  • "Joe was not enthusiastic enough to boost the morale of his teammates..."
  • "He didn't need to introduce himself to people who already knew him."
 You might build on these and other comments to talk about ethos, pathos, logos, kairos, audience, culturally-sensitive speech (the last remarks crossed the anti-semitic line, ouch.)

And, depending on the outcome of the game, you might let the students guess whether Joe or Ray Lewis gave the pre-game talk.

Friday, January 11, 2013

Buddy the Elf, Internet Free Candy, and Plagiarism

If saw "Elf" over the holidays, then you will remember this scene - Buddy the Elf is preparing to go to New York City to find his father when Santa offers him some advice, including the following:

"Well, there are some things you should know.
First off, you see gum on The street,
Leave it there. It's not free candy."

Of course, when Buddy arrives in NYC, he can't resist the "free candy" on the streets, the handrails, etc...Funny!
If you've taught a class that involves research, you will remember this scene - Students are preparing to complete a class to earn their degrees, and we offer them advice, including the following:

"To do good research, you should know some things.
First off, just because you can cut and paste something,
that doesn't mean it is good information.
Find reputable sources and cite them."

Of course, when your students actually get to writing the paper, they sometimes find random "free candy" on the internet to be irresistible. Not so funny.

I ran across an informative, if less-than-encouraging, article titled "The Top 10 Internet Sources College Students Us May Discourage You."  Oh, yeah, it does discourage us - especially after we've introduced them to the wealth of scholarly online resources that are available through our college or university libraries. I mean - millions of dollars worth of resources at their finger tips, peer-reviewed articles from the most erudite experts in every subject, ground-breaking studies in every field, and they "Google" for info on "steroids?"

(Thankfully, there are no sharp objects nearby as I write this. Anyway - take deep breaths and remain calm, Randy...)

So, I remind myself - and if it helps, you can remind yourself, too - our students are sort of like Buddy - this is their first trip to the big academic city. I will try to help them understand research and intellectual integrity from a broad view that deals with credibility, critical thinking, ethos, and what it means to be a "collegial" member of their new academic community.

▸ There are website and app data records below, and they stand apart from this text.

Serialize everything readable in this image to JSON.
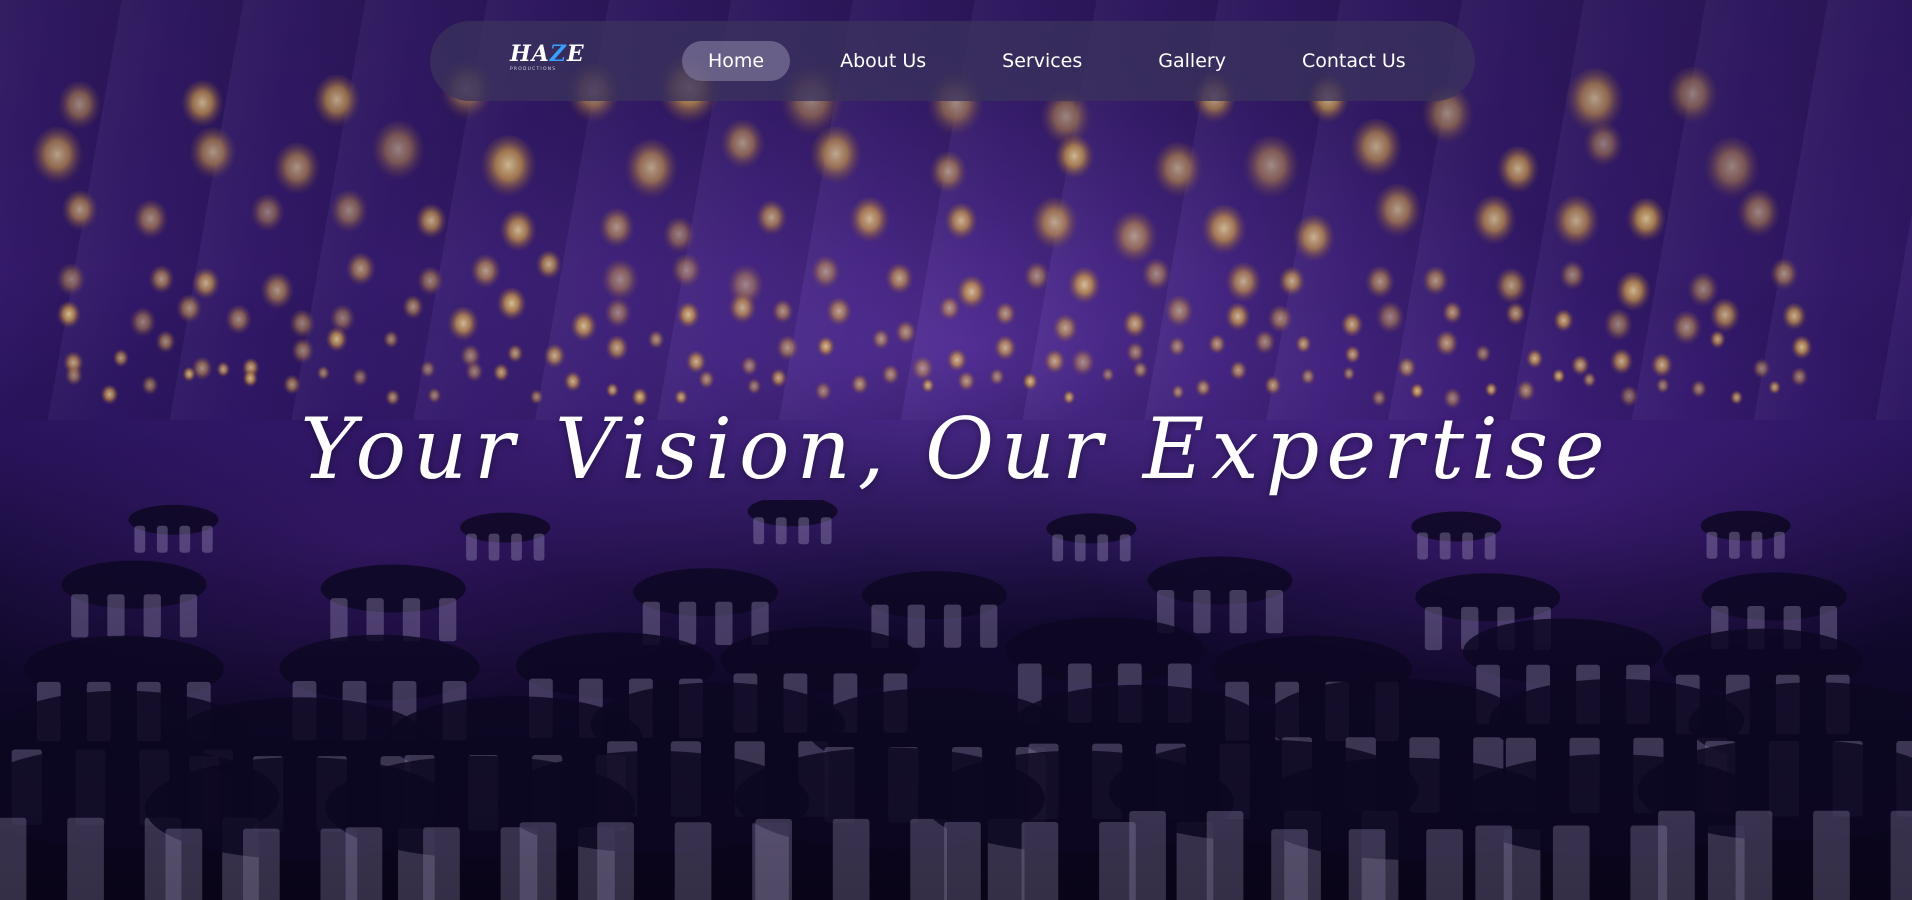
{
  "logo": {
    "title": "HAZE",
    "tagline": "PRODUCTIONS"
  },
  "nav": {
    "items": [
      {
        "label": "Home",
        "active": true
      },
      {
        "label": "About Us",
        "active": false
      },
      {
        "label": "Services",
        "active": false
      },
      {
        "label": "Gallery",
        "active": false
      },
      {
        "label": "Contact Us",
        "active": false
      }
    ]
  },
  "hero": {
    "headline": "Your Vision, Our Expertise",
    "background": "event-hall-photo"
  },
  "colors": {
    "nav_bg": "#3a325c",
    "active_pill": "#787096",
    "text": "#ffffff",
    "hero_tint": "#2a1560",
    "logo_accent": "#3aa0ff"
  }
}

I will use a variety of approaches ranging from our official plagiarism statements to the story of Buddy the Elf. And I will keep telling myself that it's a process, and that it is my job to help my students (and colleagues) to develop an integrated approach to 21st-century digital literacy.

And I may or may not pass along this tidbit shared with me on Facebook recently:

Wednesday, January 2, 2013

ESPN, Culture and Speaking "English" Slang

At some point in the term, when teaching rhetorics, critical thinking, cultural literacies, speech, composition, or other topics - I find it important to discuss how language is a culturally/socially constructed semiotic system. (I usually work from a broader intro that looks at how ontology, epistemology and semiology treat a "thing," but that's another story.)

I am planning to incorporate these ESPN commercials to help students think about how language (in this case, English) is a living, growing set of signifiers and signifieds. Maybe some of my colleagues in related fields would be able to make creative instructional use of these artifacts as well...

Video one is the commercial I saw first - and though I had no idea what these guys were "saying" - I got the idea: the speakers seem to be exactly alike from a first-blush broad-brush categorizing of the individuals as being from the UK - but each views the other as a polar opposite.

A Second video (now disappeared from the web) slows the action down and adds definitions to the "slang" English from across the pond.

So, don't be a right divvy - spice up your sessions with these discussion starters/illustrations. And remember which video is which, or you'll look like a proper digital plonker.